Abortion and Ectopic Pregnancy

Daniel Breitkopf, M.D. OB/GYN UTMB

Spontaneous Abortion Elective Abortion Ectopic Pregnancy

Spontaneous Abortion
Incidence-1 in 5 pregnancies 80% occur in the first trimester Incidence decreases with gestational age If fetal heart activity/viability is noted on ultrasound, the loss rate is only 2-3% Loss rate is 20% in those with first trimester bleeding Risk increases with increasing maternal age, paternal age, and parity

Spontaneous Abortion
EtiologyMaternal factors
Infectious-Mycoplasma, Toxoplasmosis, Listeria Environmental-Alcohol abuse, Smoking Uterine-Septum, Fibroids, Synechiae, Cervical Incompetence Systemic Disease-Thyroid, Diabetes

Paternal factors-Chromosomal translocation Fetal Factors-Chromosomal
50% of 1st trimester abortions caused by chromosomal anomalies

Spontaneous AbortionSymptoms
Vaginal bleeding in almost all patients Cramping and pelvic pain very common Hemorrhage can lead to syncope from hypovolemia/shock Often discovered when fetal heart activity cannot be detected on exam

Spontaneous Abortion
Differential Diagnosis
Threatened Abortion-bleeding, cervix closed Inevitable Abortion-cervix open or membranes ruptured Complete Abortion-passed all products of conception (P.O.C.) Incomplete Abortion-passed some of the P.O.C.

Suction Dilitation and Curettage or Observation

Induced Abortion
More complicated the further along in pregnancy the procedure is done Dilitation and Curettage until 12 weeks then Dilitation and Evacuation Medical Rx possible until 9 weeks
RU-486 (mifepristone)/Misoprostil Methotrexate/Misoprostil

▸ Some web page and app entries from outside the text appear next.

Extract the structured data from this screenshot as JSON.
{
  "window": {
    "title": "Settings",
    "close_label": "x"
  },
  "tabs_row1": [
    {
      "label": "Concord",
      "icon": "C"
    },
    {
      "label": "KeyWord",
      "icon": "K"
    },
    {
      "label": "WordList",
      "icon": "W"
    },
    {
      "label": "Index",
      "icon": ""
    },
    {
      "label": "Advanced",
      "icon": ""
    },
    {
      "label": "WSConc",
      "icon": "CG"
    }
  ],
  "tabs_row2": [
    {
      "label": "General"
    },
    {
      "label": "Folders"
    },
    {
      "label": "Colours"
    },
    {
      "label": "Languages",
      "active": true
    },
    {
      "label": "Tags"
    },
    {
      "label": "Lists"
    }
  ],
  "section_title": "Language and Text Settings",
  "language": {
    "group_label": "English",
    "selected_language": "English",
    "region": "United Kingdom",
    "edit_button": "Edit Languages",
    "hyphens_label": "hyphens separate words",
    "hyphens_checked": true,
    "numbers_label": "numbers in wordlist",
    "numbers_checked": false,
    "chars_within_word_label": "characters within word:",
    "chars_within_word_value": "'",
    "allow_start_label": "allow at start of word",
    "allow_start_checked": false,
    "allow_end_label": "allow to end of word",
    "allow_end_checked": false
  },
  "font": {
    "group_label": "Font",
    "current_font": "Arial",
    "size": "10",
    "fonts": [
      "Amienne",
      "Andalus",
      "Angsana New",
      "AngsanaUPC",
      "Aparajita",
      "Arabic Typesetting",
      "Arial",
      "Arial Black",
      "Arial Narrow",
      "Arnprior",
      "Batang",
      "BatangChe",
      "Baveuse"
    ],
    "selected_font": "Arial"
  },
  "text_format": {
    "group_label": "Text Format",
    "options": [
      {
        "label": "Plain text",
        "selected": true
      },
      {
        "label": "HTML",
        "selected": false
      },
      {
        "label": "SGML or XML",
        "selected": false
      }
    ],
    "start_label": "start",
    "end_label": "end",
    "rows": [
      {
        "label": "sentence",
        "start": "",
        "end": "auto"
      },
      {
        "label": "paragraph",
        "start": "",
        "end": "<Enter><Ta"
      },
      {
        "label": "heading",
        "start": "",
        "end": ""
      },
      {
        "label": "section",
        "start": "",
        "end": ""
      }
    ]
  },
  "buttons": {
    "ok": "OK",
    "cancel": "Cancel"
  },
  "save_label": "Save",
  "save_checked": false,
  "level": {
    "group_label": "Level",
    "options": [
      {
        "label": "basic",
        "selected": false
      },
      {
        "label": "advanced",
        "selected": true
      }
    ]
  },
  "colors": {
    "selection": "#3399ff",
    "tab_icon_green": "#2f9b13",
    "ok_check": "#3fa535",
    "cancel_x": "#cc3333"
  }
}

Induced Abortion
Perforation of uterus Infection Hemorrhage Post Abortal Syndrome

Septic Abortion
Sepsis, shock, hemorrhage Follows infected complete or incomplete AB More common before induced abortion was legalized

Ectopic Pregnancy
Pregnancy anywhere outside uterine cavity Fallopian tube most common location Second leading cause of maternal mortality Risk Factors
Pelvic inflammatory disease, Age, Previous Ectopic, Previous tubal ligation

Abdominal pain, vaginal bleeding, syncope, amenorrhea Occurs 5-8 weeks after last menstrual period

Ectopic Pregnancy
Physical Findings
Hypotension, tachycardia(shock) Adnexal mass or tenderness in adnexa Uterus-normal size Peritoneal Signs

Diagnostic Tests
Quantitative serum pregnancy test Ultrasound Culdocentesis

Ectopic Pregnancy
Diagnostic Algorithm-Key Points
HCG>2000, IUP visible on Transvaginal Ultrasound HCG rises by 66% in 48 hours in viable IUP Suction Dilitation and Curretage (D&C)Absence of villi points to ectopic
Can put uterine contents into saline and look for villi by gross inspection

Ectopic Algorithm
Vaginal Ultrasound/Serum HCG No IUP, HCG>2000 Ectopic <66% Rise

No IUP, HCG<2000 Repeat HCG in 48 h

IUP Seen

Follow HCG Weekly to 0 Villi

Normal Rise Repeat U/S when HCG>2000

Repeat HCG No Villi Falling

Ectopic Pregnancy
Management-determine hemodynamic stability Medical Methotrexate-unruptured, small, no cardiac activity, compliant patient Surgical Laparoscopy
• Salpingostomy • Salpingectomy


Ectopic Pregnancy:

Prognosis for Subsequent Fertility
Overall subsequent pregnancy rate is 60%, other 40% are infertile One-third of pregnancies after an ectopic pregnancy are another ectopic pregnancy, one-sixth are spontaneous abortions Only 33% of women with ectopic pregnancy will have a subsequent live birth

Ectopic PregnancyUnusual Variants
Heterotopic Pregnancy
Simultaneous IUP and ectopic gestations Rare- 1 in 30,000 pregnancies

Abdominal Pregnancy-can occur anywhere in peritoneal cavity (1 in 3000) Cervical Pregnancy (1 in 10,000)
May need hysterectomy

Ovarian Pregnancy (1 in 7,000)
Oophorectomy usually required